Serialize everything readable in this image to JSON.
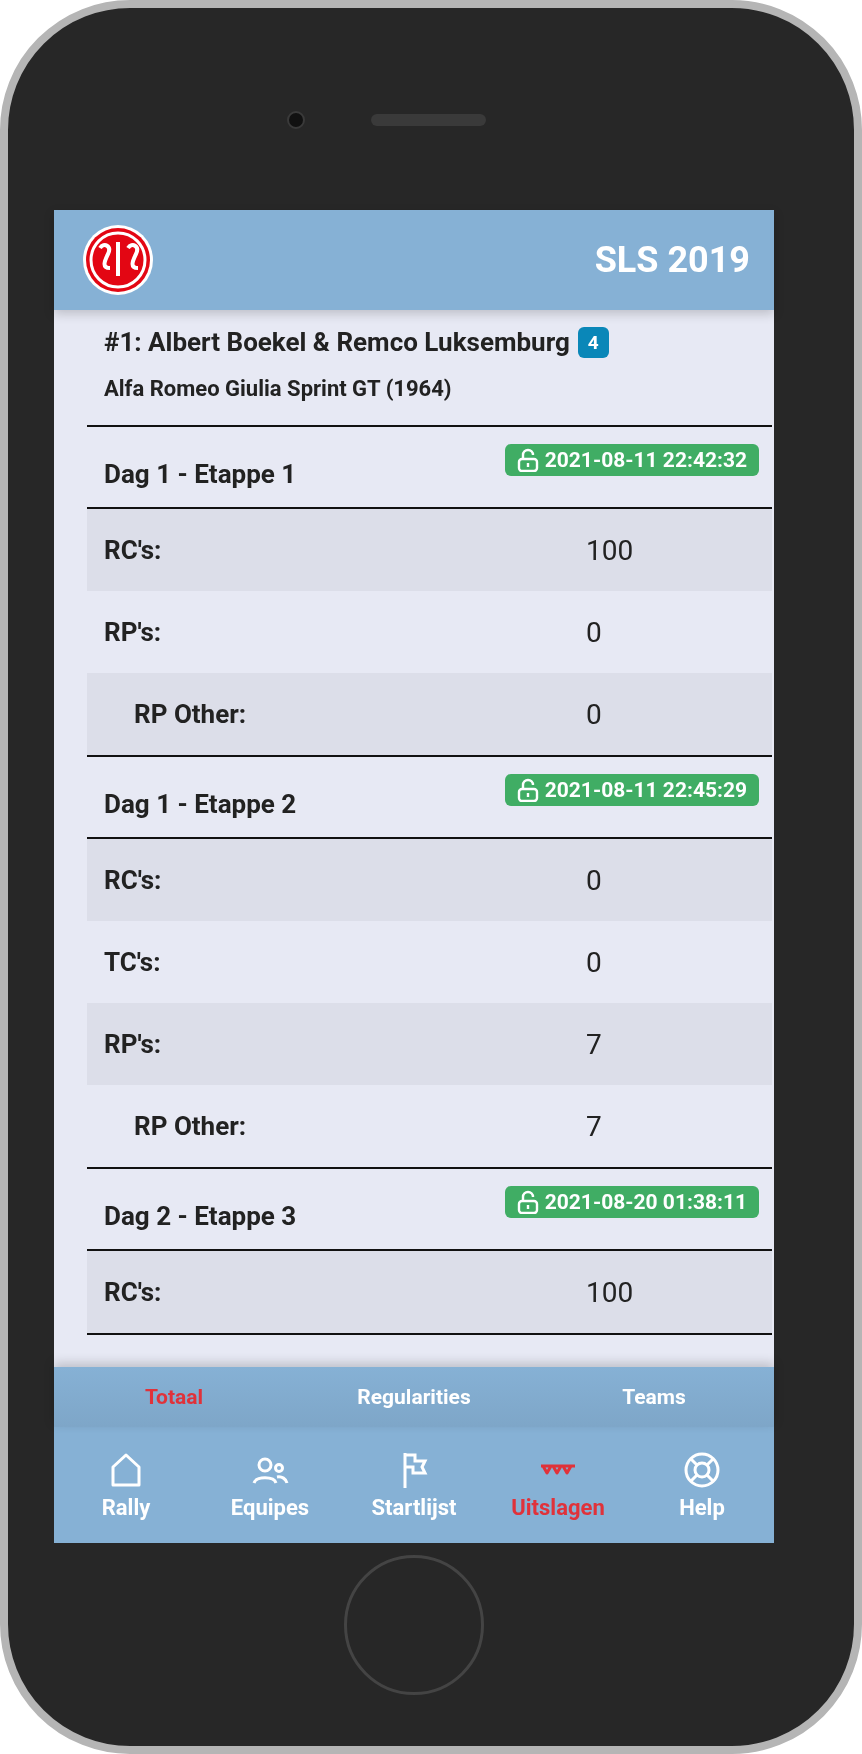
{
  "app": {
    "title": "SLS 2019"
  },
  "crew": {
    "title": "#1: Albert Boekel & Remco Luksemburg",
    "badge": "4",
    "car": "Alfa Romeo Giulia Sprint GT (1964)"
  },
  "stages": [
    {
      "name": "Dag 1 - Etappe 1",
      "timestamp": "2021-08-11 22:42:32",
      "rows": [
        {
          "label": "RC's:",
          "value": "100"
        },
        {
          "label": "RP's:",
          "value": "0",
          "children": [
            {
              "label": "RP Other:",
              "value": "0"
            }
          ]
        }
      ]
    },
    {
      "name": "Dag 1 - Etappe 2",
      "timestamp": "2021-08-11 22:45:29",
      "rows": [
        {
          "label": "RC's:",
          "value": "0"
        },
        {
          "label": "TC's:",
          "value": "0"
        },
        {
          "label": "RP's:",
          "value": "7",
          "children": [
            {
              "label": "RP Other:",
              "value": "7"
            }
          ]
        }
      ]
    },
    {
      "name": "Dag 2 - Etappe 3",
      "timestamp": "2021-08-20 01:38:11",
      "rows": [
        {
          "label": "RC's:",
          "value": "100"
        }
      ]
    }
  ],
  "tabs": [
    {
      "label": "Totaal",
      "selected": true
    },
    {
      "label": "Regularities",
      "selected": false
    },
    {
      "label": "Teams",
      "selected": false
    }
  ],
  "nav": [
    {
      "kind": "home",
      "label": "Rally",
      "selected": false
    },
    {
      "kind": "people",
      "label": "Equipes",
      "selected": false
    },
    {
      "kind": "flag",
      "label": "Startlijst",
      "selected": false
    },
    {
      "kind": "bunting",
      "label": "Uitslagen",
      "selected": true
    },
    {
      "kind": "lifebuoy",
      "label": "Help",
      "selected": false
    }
  ]
}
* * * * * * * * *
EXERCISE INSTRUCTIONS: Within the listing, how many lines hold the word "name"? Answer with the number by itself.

WRITTEN RESPONSE: 3